Tarlac City is also known as the “Belen Capital of the Philippines” and holds the annual “Belenismo sa Tarlac.” The event features a belen making contest and attracts the participation of commercial establishments and Tarlac residents. Giant versions of the belen with different themes are displayed by stores and on the streets of Tarlac during the Christmas season (Excerpted from Wikipedia).
Mabuhay ang Pinoy Belen!
Held in December in Imus, Cavite province, Paskuhan sa Imus (Christmas at Imus) is a month-long festival which celebrates the Filipinos’ unique Christmas traditions. Imus City is bathed in thousands of lights, a dazzling array of lanterns of all shapes and outdoor décor that evoke the warm memories of one’s childhood.
A food fair featuring native sweets and Christmas delicacies and a trade fair feature the best of Cavite. Native food delicacies include fish curries and spicy vegetable dishes. Every night the town celebrates the festive season with traditional dancing and singing competitions and a grand parol competition. The nightly entertainment shows and events are capped with the enactment of the Panunuluyan (Visitation), Imus-style.
Mabuhay ang Paskuhan sa Imus!
Christmas tree maker on Roxas Boulevard (Philippine Star Photo)
Segments of Roxas Boulevard in Pasay and Manila are transformed every year to a virtual Christmas wonderland with vendors selling handmade Christmas trees of all colors and shapes.
Mostly made of wooden twigs (from the ‘kulasi’ plant) painstakingly nailed and shape to form Christmas trees, Roxas Boulevard attracts flocks of shoppers looking for their ideal Christmas tree. White, pink and the classic green-colored trees are on offer, and haggling is de rigeur. Motorists on Roxas Boulevard are treated to the sight of these trees that signal the merry and hectic Pinoy Christmas season.
Long live handmade Christmas trees!

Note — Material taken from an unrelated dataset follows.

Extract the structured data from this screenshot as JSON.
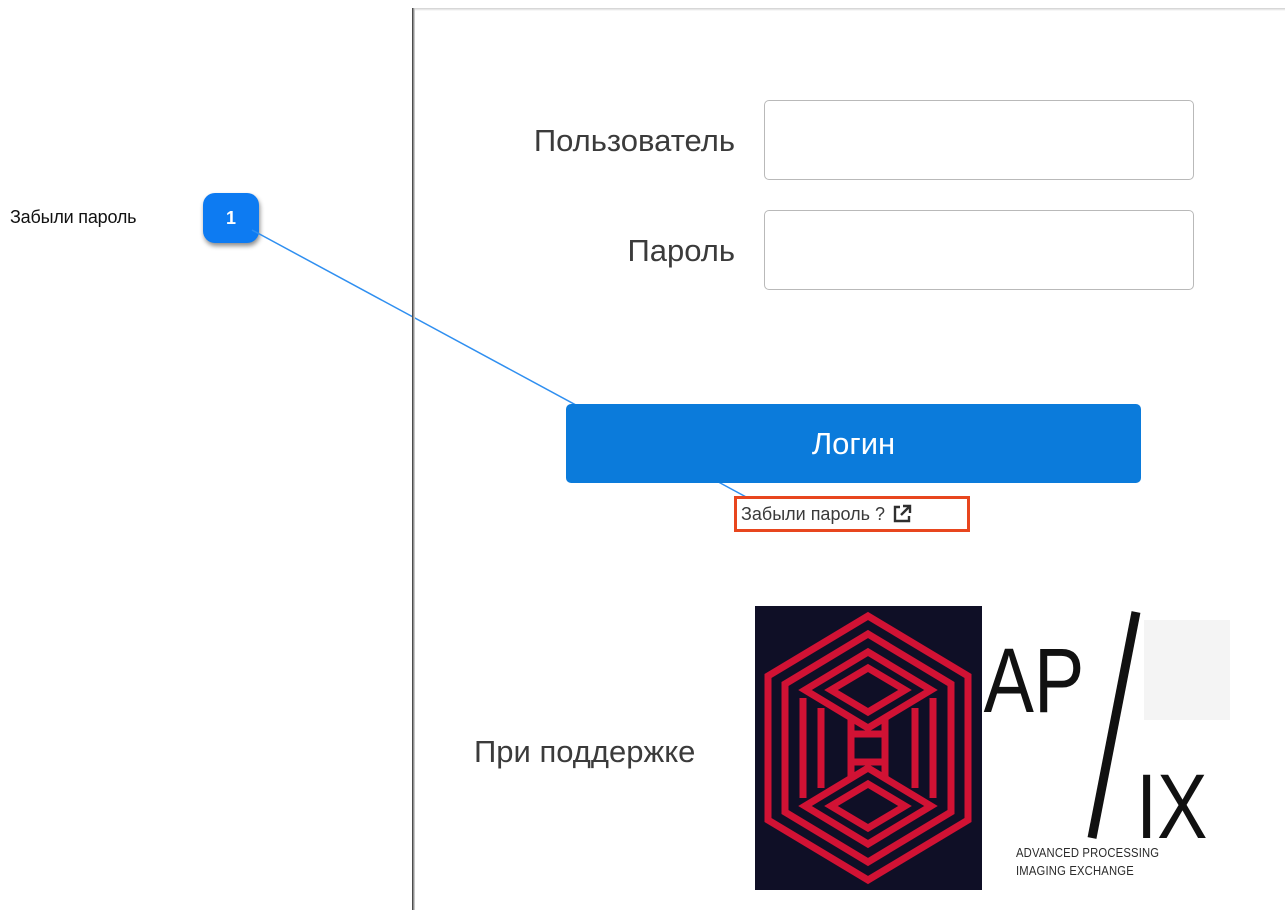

Karoling (carolling) takes a special meaning and atmosphere in Philippine Christmas and is among the well-loved Christmas traditions that is being enthusiastically practiced every year by people of all ages.
From professional choirs, singing groups, music bands to little children, every Filipino must have experienced or witnessed the joy of karoling. In schools, student choirs form special karoling teams to perform on Christmas to generate funds for school or charity projects. In hospitals, carollers are welcomed to bring cheer, and at shopping malls Christmas songs echo from enthusiastic carollers to add a little festivity and cheer to the holiday season.
And for little children a spontaneously formed karoling team will sing at your doorstep with expectations for a treat or pamasko, similar to the Halloween ‘trick or treat,” except that this time no nasty trick should be dispensed. With hand-made or recycled drums (milk cans), bells and other ‘music instruments’ such as ‘tansan’ tambourines (made of flattened softdrink bottle caps) these kids can be quite resourceful and determined. They would expectantly wait for homeowners to reward them with coins and if rewarded would express their thanks by singing “Thank you, thank you, ang babait ninyo (you are so kind), thank you!” But if homeowners won’t give anything or ignore them, the children would sing, “Thank you, thank you. Ang babarat ninyo (you are so miserly)!”
But whether it be a professional choir or a ragtag group of children carollers, Pinoy Christmas retains its special spirit and nostalgia to bring cheer to everyone.
Long live Philippine Christmas traditions!